■ **Exercise**
Lines in the listing below that contain the string "from" are to be found and copied.

■ **Entries shown**
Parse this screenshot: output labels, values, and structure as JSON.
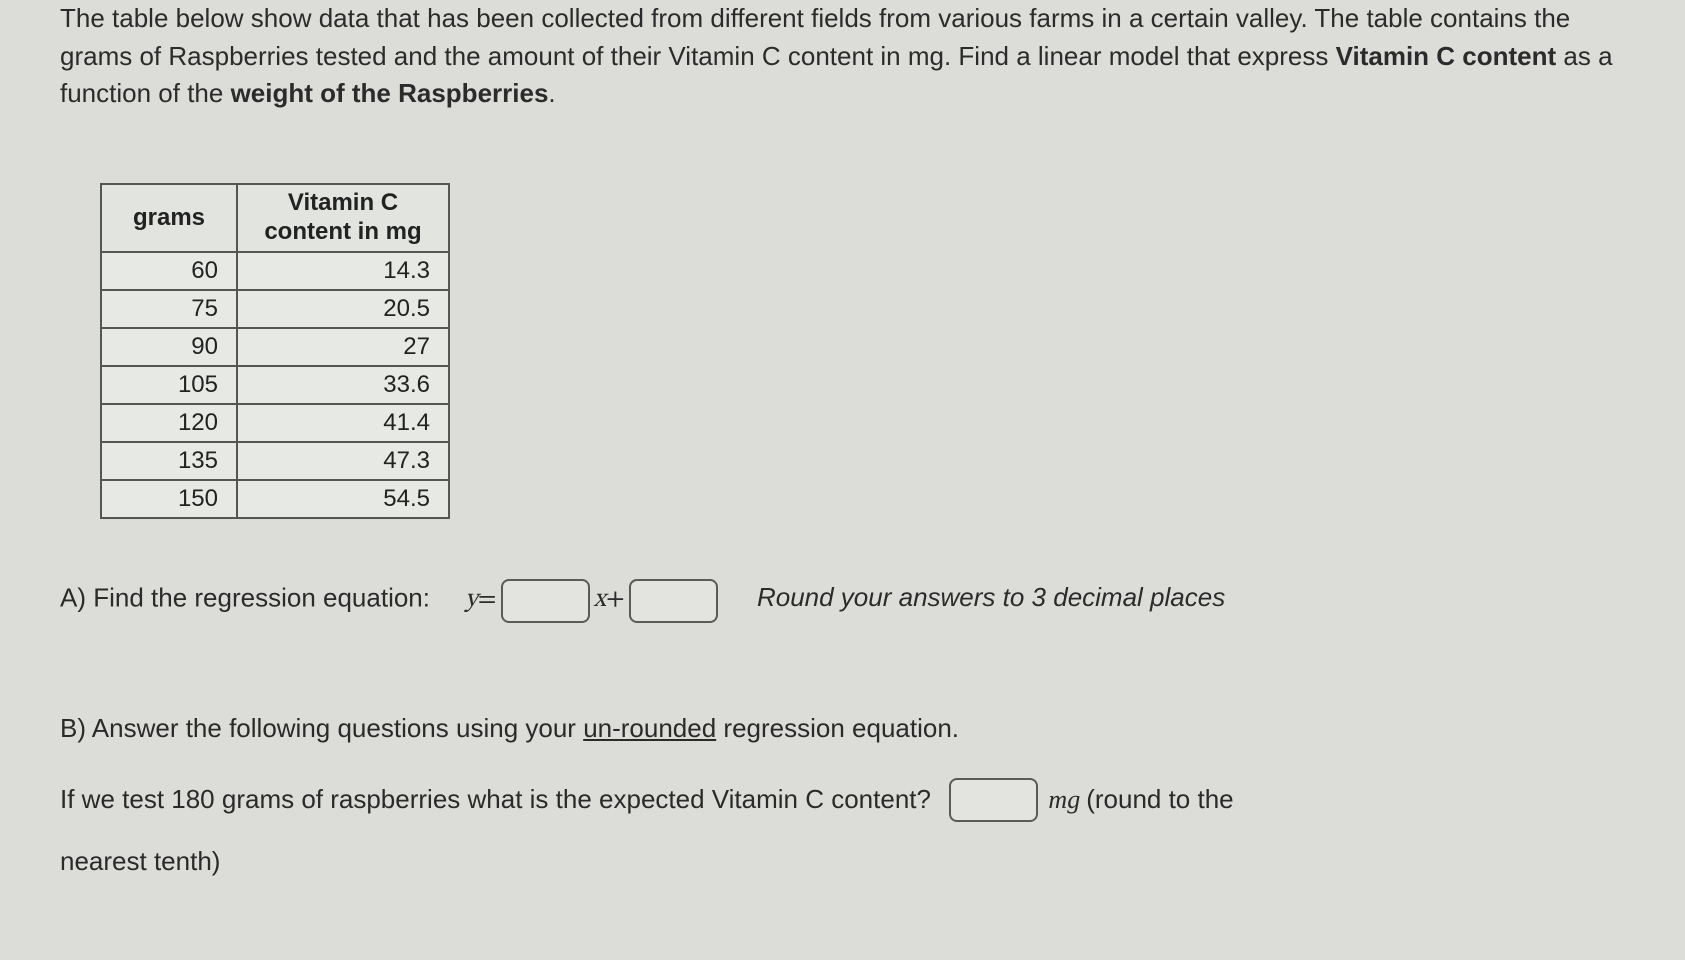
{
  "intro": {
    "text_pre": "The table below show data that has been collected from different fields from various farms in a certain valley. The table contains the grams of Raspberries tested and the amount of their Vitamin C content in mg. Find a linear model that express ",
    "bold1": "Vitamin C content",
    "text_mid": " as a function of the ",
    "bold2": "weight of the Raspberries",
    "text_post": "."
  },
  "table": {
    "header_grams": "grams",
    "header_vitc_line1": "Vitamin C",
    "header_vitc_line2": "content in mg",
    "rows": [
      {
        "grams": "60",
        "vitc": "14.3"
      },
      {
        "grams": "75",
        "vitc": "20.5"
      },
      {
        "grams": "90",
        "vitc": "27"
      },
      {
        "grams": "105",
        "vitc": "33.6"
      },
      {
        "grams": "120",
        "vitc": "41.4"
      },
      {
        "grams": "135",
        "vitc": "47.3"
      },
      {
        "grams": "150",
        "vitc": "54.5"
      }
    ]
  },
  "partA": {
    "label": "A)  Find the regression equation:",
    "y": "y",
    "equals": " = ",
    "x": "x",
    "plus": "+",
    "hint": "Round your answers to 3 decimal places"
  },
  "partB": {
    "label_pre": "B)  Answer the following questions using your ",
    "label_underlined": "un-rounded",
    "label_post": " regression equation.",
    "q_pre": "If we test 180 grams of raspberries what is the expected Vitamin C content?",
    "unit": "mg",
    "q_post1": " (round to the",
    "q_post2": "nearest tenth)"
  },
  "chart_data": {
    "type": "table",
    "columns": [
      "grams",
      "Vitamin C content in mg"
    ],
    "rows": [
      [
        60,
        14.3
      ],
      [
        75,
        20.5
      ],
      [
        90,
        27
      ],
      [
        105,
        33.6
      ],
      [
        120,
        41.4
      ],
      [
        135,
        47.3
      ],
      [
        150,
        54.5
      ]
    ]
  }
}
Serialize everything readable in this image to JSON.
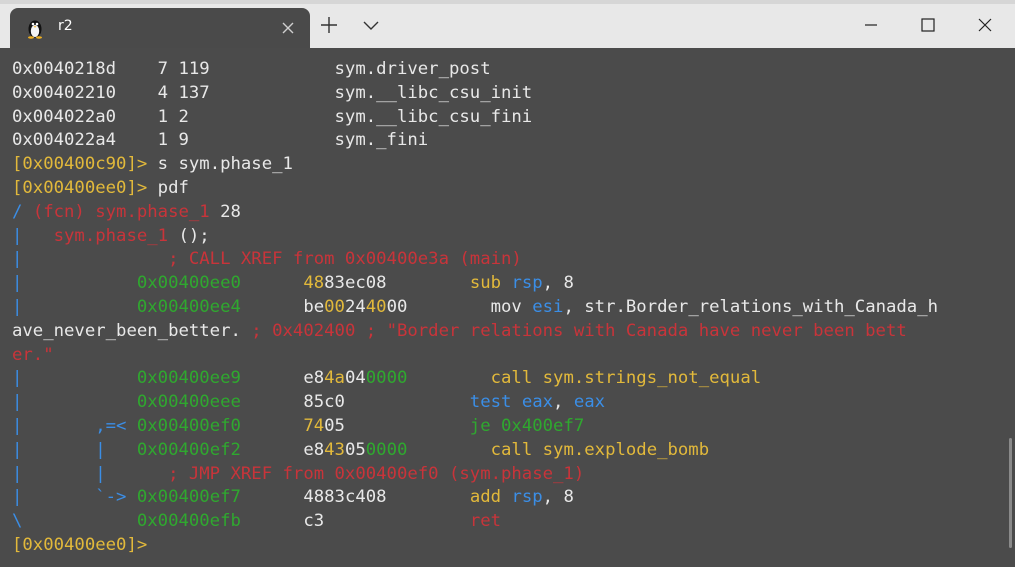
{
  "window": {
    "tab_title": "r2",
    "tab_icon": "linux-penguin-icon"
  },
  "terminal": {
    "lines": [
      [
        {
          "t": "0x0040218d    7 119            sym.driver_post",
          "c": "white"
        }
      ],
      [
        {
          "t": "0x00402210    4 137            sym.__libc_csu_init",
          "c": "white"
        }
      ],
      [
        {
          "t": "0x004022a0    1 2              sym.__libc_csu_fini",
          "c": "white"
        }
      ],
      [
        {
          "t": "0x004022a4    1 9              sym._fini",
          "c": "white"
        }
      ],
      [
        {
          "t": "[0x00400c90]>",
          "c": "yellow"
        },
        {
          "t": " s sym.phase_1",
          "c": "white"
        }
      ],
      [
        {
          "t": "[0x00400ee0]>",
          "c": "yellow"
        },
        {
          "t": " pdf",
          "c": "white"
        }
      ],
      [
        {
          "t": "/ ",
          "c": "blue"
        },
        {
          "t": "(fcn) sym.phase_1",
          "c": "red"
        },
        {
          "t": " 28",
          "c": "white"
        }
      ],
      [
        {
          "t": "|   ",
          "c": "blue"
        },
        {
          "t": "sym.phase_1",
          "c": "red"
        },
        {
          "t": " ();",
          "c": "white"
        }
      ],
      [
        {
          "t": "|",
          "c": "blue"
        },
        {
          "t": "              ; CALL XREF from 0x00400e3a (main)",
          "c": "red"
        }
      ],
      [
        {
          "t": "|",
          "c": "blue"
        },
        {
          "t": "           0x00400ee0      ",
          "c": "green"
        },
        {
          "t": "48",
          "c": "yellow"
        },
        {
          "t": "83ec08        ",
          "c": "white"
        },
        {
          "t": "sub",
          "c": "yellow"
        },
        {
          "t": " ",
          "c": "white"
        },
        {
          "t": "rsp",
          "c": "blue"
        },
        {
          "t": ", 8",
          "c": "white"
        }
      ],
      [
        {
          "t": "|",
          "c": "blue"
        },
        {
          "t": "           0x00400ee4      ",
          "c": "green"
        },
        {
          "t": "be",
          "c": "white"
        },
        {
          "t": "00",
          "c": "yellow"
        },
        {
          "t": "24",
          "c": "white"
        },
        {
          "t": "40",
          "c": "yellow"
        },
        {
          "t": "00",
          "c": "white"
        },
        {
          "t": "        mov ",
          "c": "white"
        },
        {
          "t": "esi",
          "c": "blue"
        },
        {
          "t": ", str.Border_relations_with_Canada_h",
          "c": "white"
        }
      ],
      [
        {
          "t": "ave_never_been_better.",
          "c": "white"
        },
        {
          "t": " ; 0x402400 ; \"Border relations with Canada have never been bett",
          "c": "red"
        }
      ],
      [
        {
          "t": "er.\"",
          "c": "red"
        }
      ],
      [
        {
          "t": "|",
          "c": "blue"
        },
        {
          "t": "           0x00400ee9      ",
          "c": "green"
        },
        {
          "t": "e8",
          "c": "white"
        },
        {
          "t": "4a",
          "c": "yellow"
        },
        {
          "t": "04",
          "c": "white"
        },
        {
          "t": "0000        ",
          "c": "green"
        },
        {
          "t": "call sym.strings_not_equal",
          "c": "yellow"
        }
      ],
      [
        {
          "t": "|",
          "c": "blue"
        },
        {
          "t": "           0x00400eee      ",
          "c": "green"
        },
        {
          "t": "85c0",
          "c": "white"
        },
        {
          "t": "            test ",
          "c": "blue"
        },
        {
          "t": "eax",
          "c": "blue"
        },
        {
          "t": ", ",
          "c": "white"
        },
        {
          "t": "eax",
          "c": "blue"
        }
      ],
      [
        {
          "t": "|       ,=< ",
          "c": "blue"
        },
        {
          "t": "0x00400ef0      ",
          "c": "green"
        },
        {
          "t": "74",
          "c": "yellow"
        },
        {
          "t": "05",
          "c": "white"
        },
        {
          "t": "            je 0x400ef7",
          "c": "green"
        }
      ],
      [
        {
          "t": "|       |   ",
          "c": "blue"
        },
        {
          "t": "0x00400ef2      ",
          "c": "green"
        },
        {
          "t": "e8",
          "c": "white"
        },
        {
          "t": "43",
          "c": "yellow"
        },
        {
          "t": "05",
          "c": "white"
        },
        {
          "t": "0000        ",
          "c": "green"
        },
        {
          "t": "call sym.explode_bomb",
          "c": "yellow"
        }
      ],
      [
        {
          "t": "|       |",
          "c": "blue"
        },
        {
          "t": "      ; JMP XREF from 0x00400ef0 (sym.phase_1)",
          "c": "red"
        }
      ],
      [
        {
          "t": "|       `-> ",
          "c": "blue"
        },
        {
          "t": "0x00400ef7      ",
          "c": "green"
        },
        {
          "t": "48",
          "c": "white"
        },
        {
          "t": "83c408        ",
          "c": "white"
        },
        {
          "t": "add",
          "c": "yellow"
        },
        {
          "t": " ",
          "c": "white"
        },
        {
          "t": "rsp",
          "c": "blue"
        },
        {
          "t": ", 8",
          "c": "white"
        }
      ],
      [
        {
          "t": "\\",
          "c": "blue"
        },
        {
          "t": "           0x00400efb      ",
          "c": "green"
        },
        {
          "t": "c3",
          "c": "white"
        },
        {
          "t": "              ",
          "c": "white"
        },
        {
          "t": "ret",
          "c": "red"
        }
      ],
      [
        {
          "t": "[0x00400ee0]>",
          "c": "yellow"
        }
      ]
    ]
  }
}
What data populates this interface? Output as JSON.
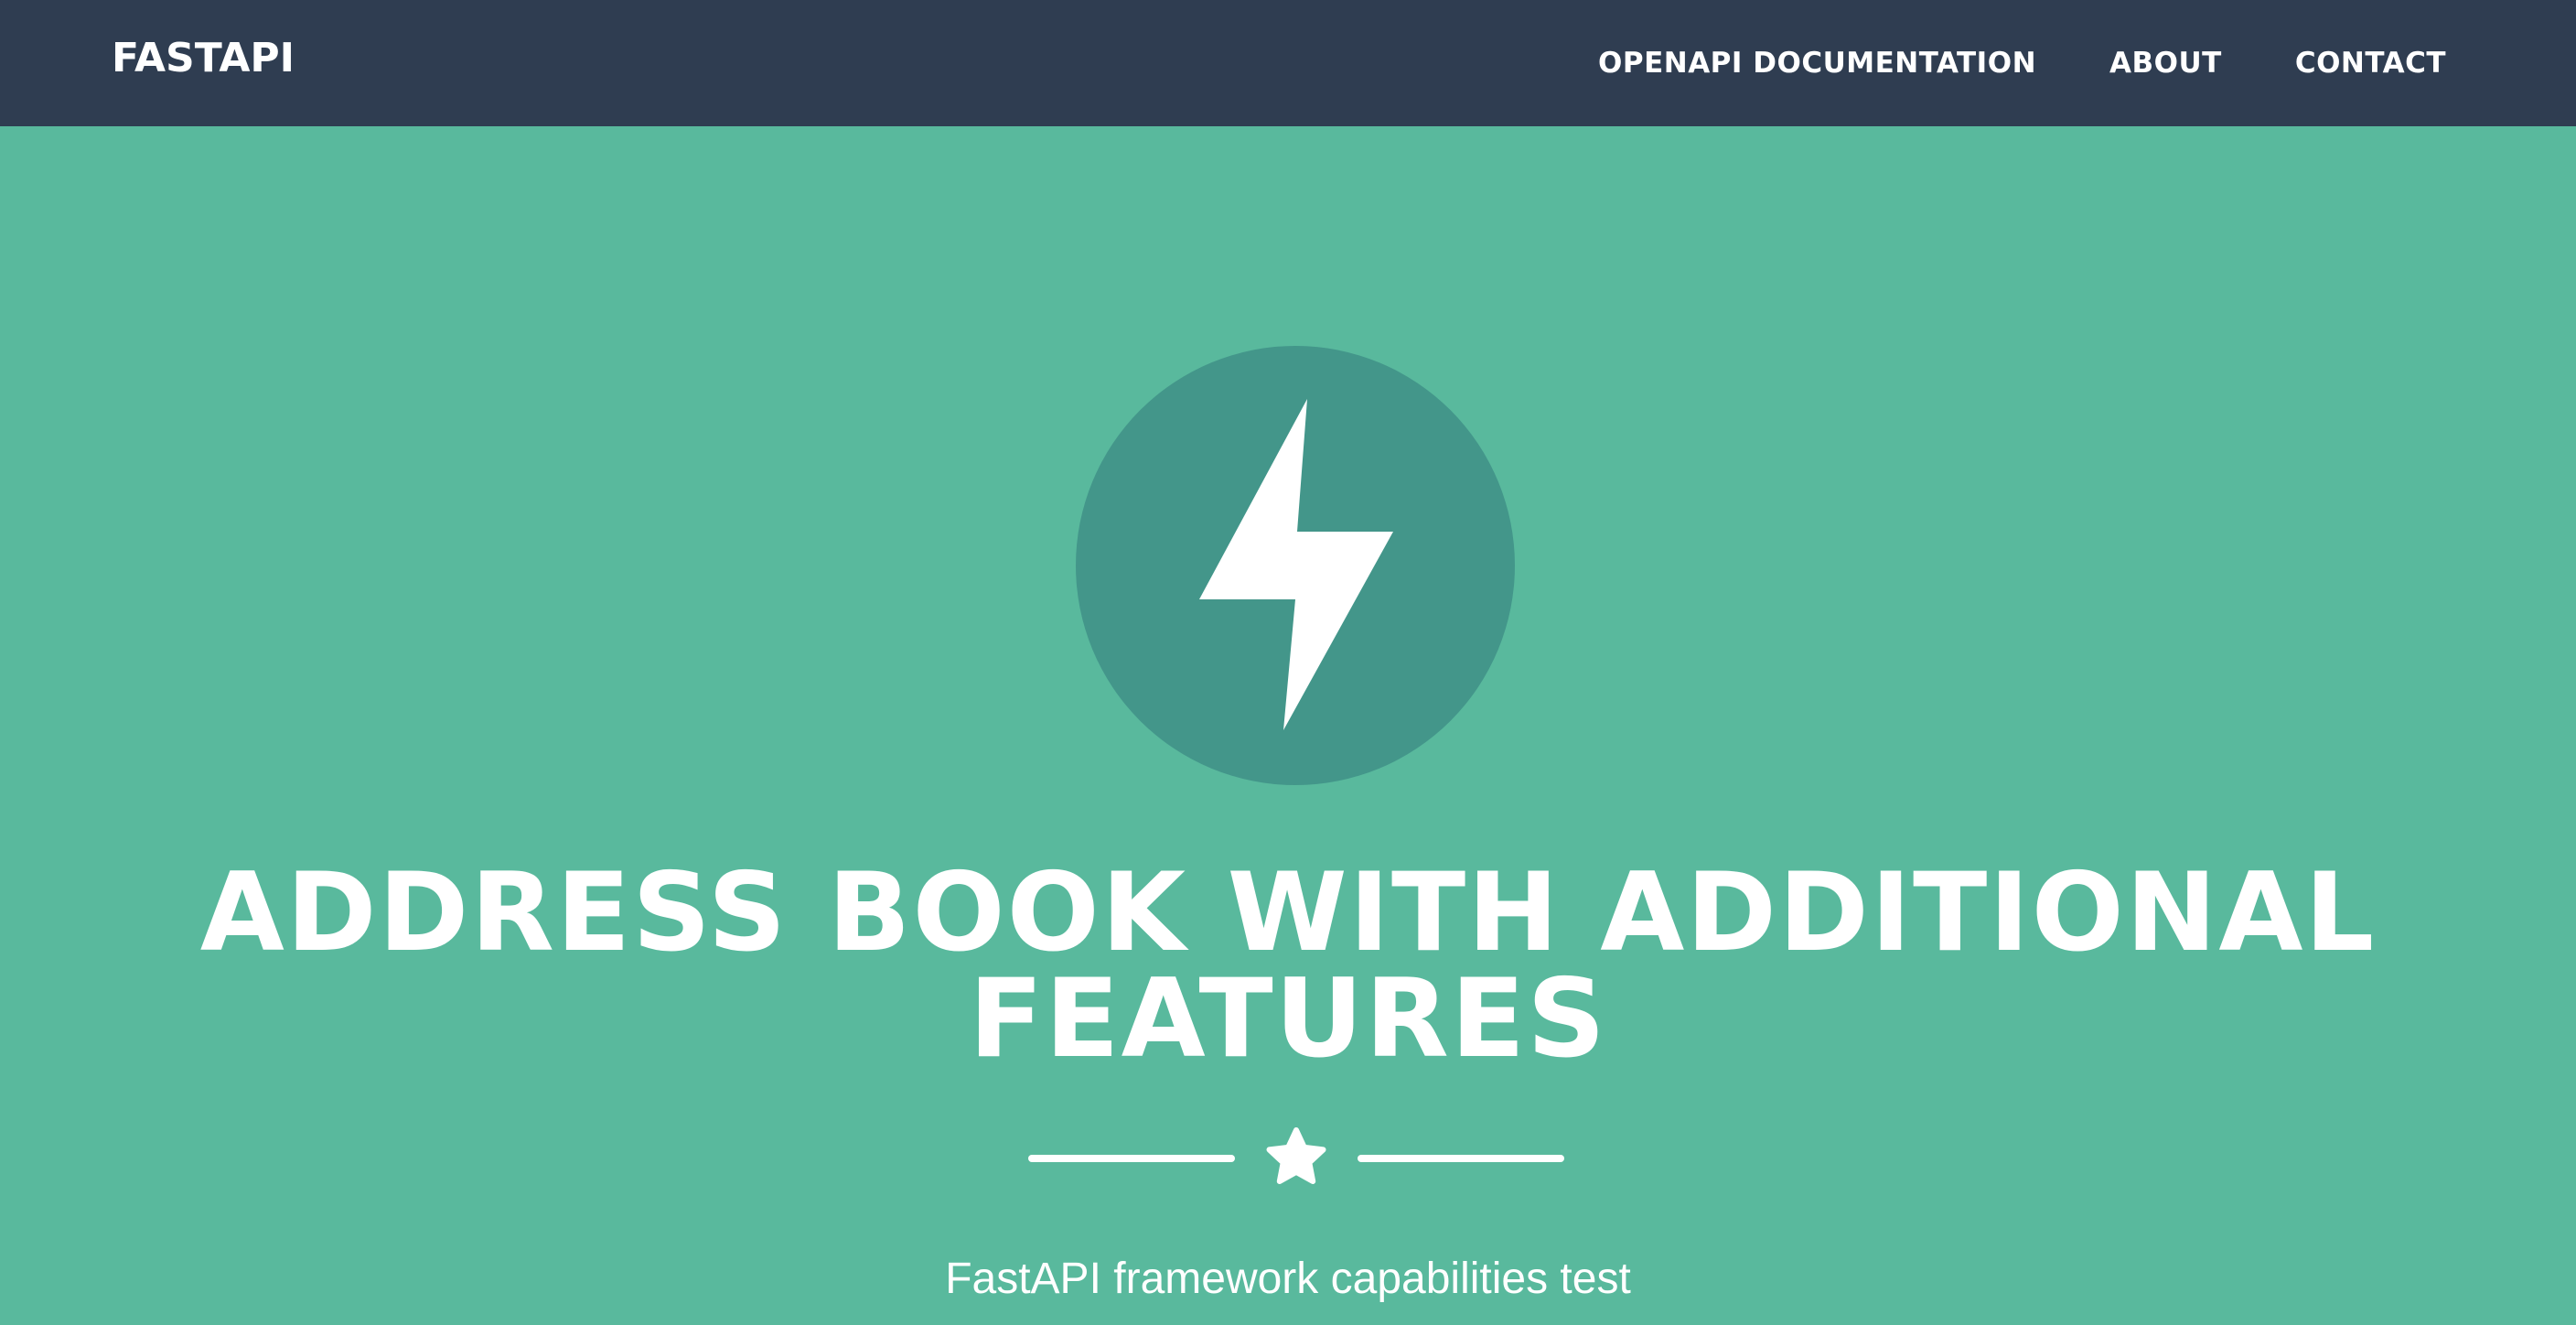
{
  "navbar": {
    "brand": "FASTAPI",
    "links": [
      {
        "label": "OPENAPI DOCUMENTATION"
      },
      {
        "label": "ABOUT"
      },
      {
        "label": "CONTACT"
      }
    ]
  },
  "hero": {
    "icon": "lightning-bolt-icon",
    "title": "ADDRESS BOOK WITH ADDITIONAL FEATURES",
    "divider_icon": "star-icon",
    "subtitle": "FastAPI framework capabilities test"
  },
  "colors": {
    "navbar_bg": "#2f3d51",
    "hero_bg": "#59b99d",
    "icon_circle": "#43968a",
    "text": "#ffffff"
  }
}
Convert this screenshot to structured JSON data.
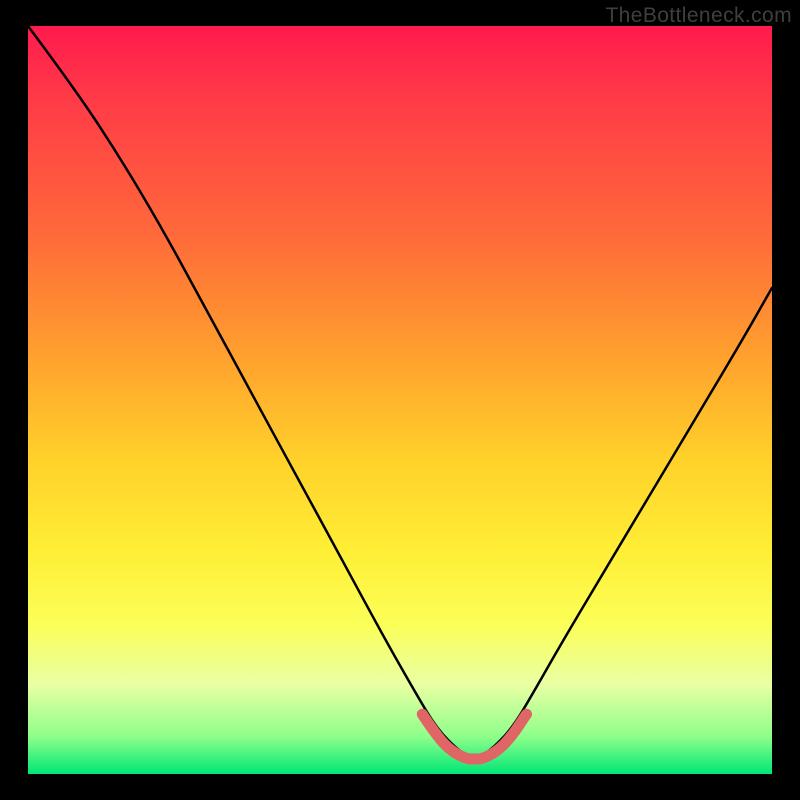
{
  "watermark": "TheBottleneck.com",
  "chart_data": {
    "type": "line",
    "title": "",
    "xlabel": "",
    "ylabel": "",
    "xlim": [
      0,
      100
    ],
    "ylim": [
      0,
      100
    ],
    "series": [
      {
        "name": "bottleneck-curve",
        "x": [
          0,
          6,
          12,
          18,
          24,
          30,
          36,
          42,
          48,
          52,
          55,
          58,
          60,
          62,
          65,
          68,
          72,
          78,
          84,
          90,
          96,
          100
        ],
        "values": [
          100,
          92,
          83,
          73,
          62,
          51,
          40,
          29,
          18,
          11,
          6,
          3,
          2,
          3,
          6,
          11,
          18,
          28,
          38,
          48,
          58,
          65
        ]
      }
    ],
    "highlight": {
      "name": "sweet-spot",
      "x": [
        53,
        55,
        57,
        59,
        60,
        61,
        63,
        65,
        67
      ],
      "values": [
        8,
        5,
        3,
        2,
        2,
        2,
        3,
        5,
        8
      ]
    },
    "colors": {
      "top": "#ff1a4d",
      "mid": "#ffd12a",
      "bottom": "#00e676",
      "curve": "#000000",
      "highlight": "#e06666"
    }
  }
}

■ **Solution for this problem**
    "text_pre": "The table below show data that has been collected from different fields from various farms in a certain valley. The table contains the grams of Raspberries tested and the amount of their Vitamin C content in mg. Find a linear model that express ",
          "t": "              ; CALL XREF from 0x00400e3a (main)",
          "t": "      ; JMP XREF from 0x00400ef0 (sym.phase_1)",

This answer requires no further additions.